Sectors Digital/Communication/Information Technologies (including Software),Electronics,Manufacturing, including Industrial Biotechology

 
Description EPSRC Research Fellowship
Amount £1,150,136 (GBP)
Funding ID EP/P000940/1 
Organisation Engineering and Physical Sciences Research Council (EPSRC) 
Sector Academic/University
Country United Kingdom
Start 02/2017 
End 02/2022
 
Description Electronic-Photonic Convergence: A Platform Grant
Amount £1,477,730 (GBP)
Funding ID EP/N013247/1 
Organisation Engineering and Physical Sciences Research Council (EPSRC) 
Sector Academic/University
Country United Kingdom
Start 04/2016 
End 03/2021
 
Description Collaboration on low cost integrated photonic platforms 
Organisation University of Toronto
Country Canada 
Sector Academic/University 
PI Contribution N/A
Collaborator Contribution Prof J. S. Aitchison is providing guidance to our work on the development of novel material integrated platforms.
Impact We have obtained one funded grant with University of Toronto as our partners.
Start Year 2015
 
Description Collaboration regarding modelling of laser-materials interactions 
Organisation HiLASE Centre of the Institute of Physics AS CR
Country Czech Republic 
Sector Academic/University 
PI Contribution We have produced a number of samples fabricated via laser crystallization for them to model and compare with our experimental results.
Collaborator Contribution They have modelled our experimental findings, helping us to understand the light-matter interactions in our material.
Impact We have produced one nature materials paper from this collaboration to date, and have had two grant proposals funded, on which they are a partner institute. This collaboration is multi-disciplinary as it combines experimental laser physics with computational physics.
Start Year 2015
 
Description Royal Society Meeting - Frontiers in Science 
Form Of Engagement Activity Participation in an activity, workshop or similar
Part Of Official Scheme? No
Geographic Reach International
Primary Audience Other audiences
Results and Impact Around 30 early career researchers in both the natural and social sciences attended a 3 day meeting. All presentations were recorded and posted on the Royal Society's website.
Year(s) Of Engagement Activity 2016
 
Description SPIE Visiting Lecturer - University of Auckland 
Form Of Engagement Activity A talk or presentation
Part Of Official Scheme? No
Geographic Reach International
Primary Audience Postgraduate students
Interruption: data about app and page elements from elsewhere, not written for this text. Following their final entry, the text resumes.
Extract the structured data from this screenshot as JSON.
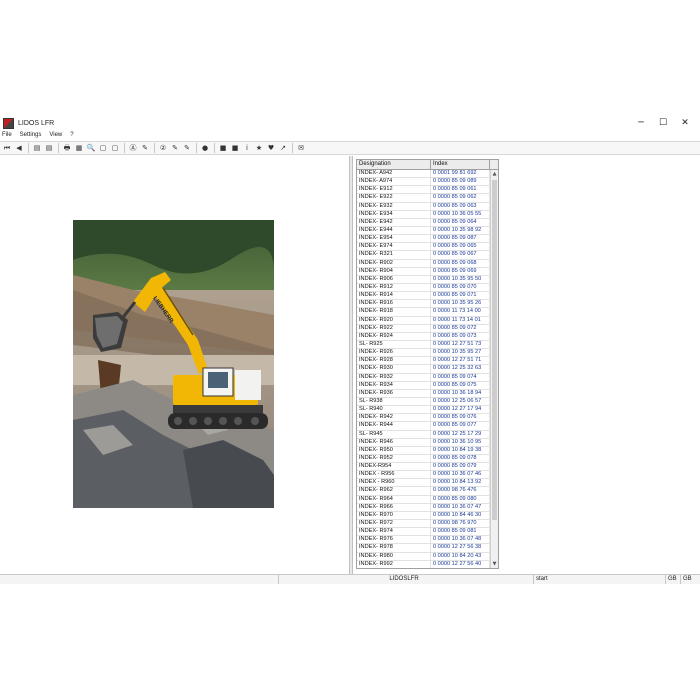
{
  "window": {
    "title": "LIDOS LFR",
    "controls": {
      "minimize": "─",
      "maximize": "☐",
      "close": "✕"
    }
  },
  "menu": {
    "items": [
      "File",
      "Settings",
      "View",
      "?"
    ]
  },
  "toolbar": {
    "groups": [
      [
        "⏮",
        "◀"
      ],
      [
        "▤",
        "▤"
      ],
      [
        "🖶",
        "▦",
        "🔍",
        "▢",
        "▢"
      ],
      [
        "Ⓐ",
        "✎"
      ],
      [
        "②",
        "✎",
        "✎"
      ],
      [
        "●"
      ],
      [
        "■",
        "■",
        "i",
        "★",
        "♥",
        "↗"
      ],
      [
        "✉"
      ]
    ]
  },
  "table": {
    "headers": {
      "designation": "Designation",
      "index": "Index"
    },
    "rows": [
      [
        "INDEX- A942",
        "0 0001 99 81 692"
      ],
      [
        "INDEX- A974",
        "0 0000 85 09 089"
      ],
      [
        "INDEX- E912",
        "0 0000 85 09 061"
      ],
      [
        "INDEX- E922",
        "0 0000 85 09 062"
      ],
      [
        "INDEX- E932",
        "0 0000 85 09 063"
      ],
      [
        "INDEX- E934",
        "0 0000 10 36 05 55"
      ],
      [
        "INDEX- E942",
        "0 0000 85 09 064"
      ],
      [
        "INDEX- E944",
        "0 0000 10 35 98 92"
      ],
      [
        "INDEX- E954",
        "0 0000 85 09 087"
      ],
      [
        "INDEX- E974",
        "0 0000 85 09 065"
      ],
      [
        "INDEX- R321",
        "0 0000 85 09 067"
      ],
      [
        "INDEX- R902",
        "0 0000 85 09 068"
      ],
      [
        "INDEX- R904",
        "0 0000 85 09 069"
      ],
      [
        "INDEX- R906",
        "0 0000 10 35 95 50"
      ],
      [
        "INDEX- R912",
        "0 0000 85 09 070"
      ],
      [
        "INDEX- R914",
        "0 0000 85 09 071"
      ],
      [
        "INDEX- R916",
        "0 0000 10 35 95 26"
      ],
      [
        "INDEX- R918",
        "0 0000 11 73 14 00"
      ],
      [
        "INDEX- R920",
        "0 0000 11 73 14 01"
      ],
      [
        "INDEX- R922",
        "0 0000 85 09 072"
      ],
      [
        "INDEX- R924",
        "0 0000 85 09 073"
      ],
      [
        "SL- R925",
        "0 0000 12 27 51 73"
      ],
      [
        "INDEX- R926",
        "0 0000 10 35 95 27"
      ],
      [
        "INDEX- R928",
        "0 0000 12 27 51 71"
      ],
      [
        "INDEX- R930",
        "0 0000 12 25 32 63"
      ],
      [
        "INDEX- R932",
        "0 0000 85 09 074"
      ],
      [
        "INDEX- R934",
        "0 0000 85 09 075"
      ],
      [
        "INDEX- R936",
        "0 0000 10 36 18 94"
      ],
      [
        "SL- R938",
        "0 0000 12 25 06 57"
      ],
      [
        "SL- R940",
        "0 0000 12 27 17 94"
      ],
      [
        "INDEX- R942",
        "0 0000 85 09 076"
      ],
      [
        "INDEX- R944",
        "0 0000 85 09 077"
      ],
      [
        "SL- R945",
        "0 0000 12 25 17 29"
      ],
      [
        "INDEX- R946",
        "0 0000 10 36 10 95"
      ],
      [
        "INDEX- R950",
        "0 0000 10 84 19 38"
      ],
      [
        "INDEX- R952",
        "0 0000 85 09 078"
      ],
      [
        "INDEX-R954",
        "0 0000 85 09 079"
      ],
      [
        "INDEX - R956",
        "0 0000 10 36 07 46"
      ],
      [
        "INDEX - R960",
        "0 0000 10 84 13 92"
      ],
      [
        "INDEX- R962",
        "0 0000 98 76 476"
      ],
      [
        "INDEX- R964",
        "0 0000 85 09 080"
      ],
      [
        "INDEX- R966",
        "0 0000 10 36 07 47"
      ],
      [
        "INDEX- R970",
        "0 0000 10 84 46 30"
      ],
      [
        "INDEX- R972",
        "0 0000 98 76 970"
      ],
      [
        "INDEX- R974",
        "0 0000 85 09 081"
      ],
      [
        "INDEX- R976",
        "0 0000 10 36 07 48"
      ],
      [
        "INDEX- R978",
        "0 0000 12 27 56 38"
      ],
      [
        "INDEX- R980",
        "0 0000 10 84 20 43"
      ],
      [
        "INDEX- R992",
        "0 0000 12 27 56 40"
      ]
    ]
  },
  "scrollbar": {
    "up": "▲",
    "down": "▼"
  },
  "statusbar": {
    "center": "LIDOSLFR",
    "state": "start",
    "mem1": "GB",
    "mem2": "GB"
  },
  "photo": {
    "brand_text": "LIEBHERR"
  },
  "colors": {
    "index_text": "#1a3a9a",
    "excavator_yellow": "#f2b705"
  }
}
Results and Impact I was a visiting lecturer for the SPIE student chapter at the University of Auckland. I gave a lecture the described my career progression and how this linked to my current research interests, which sparked questions and discussions afterwards.
Year(s) Of Engagement Activity 2017